Instructional aids have no value in the learning process if they cannot be heard or seen. Recordings of sounds and speeches should be tested for correct volume and quality in the actual environment in which they will be used. Visual aids must be visible to the entire class. All lettering and illustrations must be large enough to be seen easily by the students farthest from the aids. Colors, when used, should provide clear contrast and easily be visible.
The usefulness of aids can be improved by proper sequencing to build on previous learning. Frequently, good organization and natural patterns of logic dictate the sequence. However, use of standardized materials, including a syllabus, is recommended. Sequencing also can be enhanced simply by using overlays on transparencies, stripping techniques on charts and chalk or marker boards, and by imaginative use of magnetic boards. Sequencing can be emphasized and made clearer by the use of contrasting colors.
The effectiveness of aids and the ease of their preparation can be increased by initially planning them in rough draft form. Revisions and alterations are easier to make at that time than after their completion. The rough draft should be carefully checked for technical accuracy, proper terminology, grammar, spelling, basic balance, clarity, and simplicity. Instructional aids should also be reviewed to determine whether their use is feasible in the training environment and whether they are appropriate for the students. [Figure 4-17]

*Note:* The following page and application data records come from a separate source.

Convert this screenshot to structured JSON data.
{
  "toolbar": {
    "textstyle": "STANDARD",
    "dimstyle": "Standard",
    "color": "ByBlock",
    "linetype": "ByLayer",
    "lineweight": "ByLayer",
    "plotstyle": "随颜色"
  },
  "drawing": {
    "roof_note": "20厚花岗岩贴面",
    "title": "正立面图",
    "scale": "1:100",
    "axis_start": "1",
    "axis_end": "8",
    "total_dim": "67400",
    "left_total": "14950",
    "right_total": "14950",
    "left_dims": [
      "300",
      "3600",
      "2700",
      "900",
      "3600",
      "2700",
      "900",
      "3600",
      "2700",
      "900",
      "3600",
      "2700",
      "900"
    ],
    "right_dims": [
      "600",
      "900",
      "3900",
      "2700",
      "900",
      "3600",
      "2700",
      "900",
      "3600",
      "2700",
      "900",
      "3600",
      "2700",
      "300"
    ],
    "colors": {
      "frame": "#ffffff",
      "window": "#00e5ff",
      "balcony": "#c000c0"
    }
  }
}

In practice, the choice of instructional aids depends on several factors. Availability, feasibility, or cost may impose realistic limitations. The number of students in a class and the existing facilities are other considerations. In some school situations, the designers of the curriculum determine the use of instructional aids. In this case, the instructor may have little control over their use. On the other hand, an independent instructor may have considerable latitude, but limited resources. Often, instructors must improvise and adapt to the existing circumstances in order to incorporate quality instructional aids.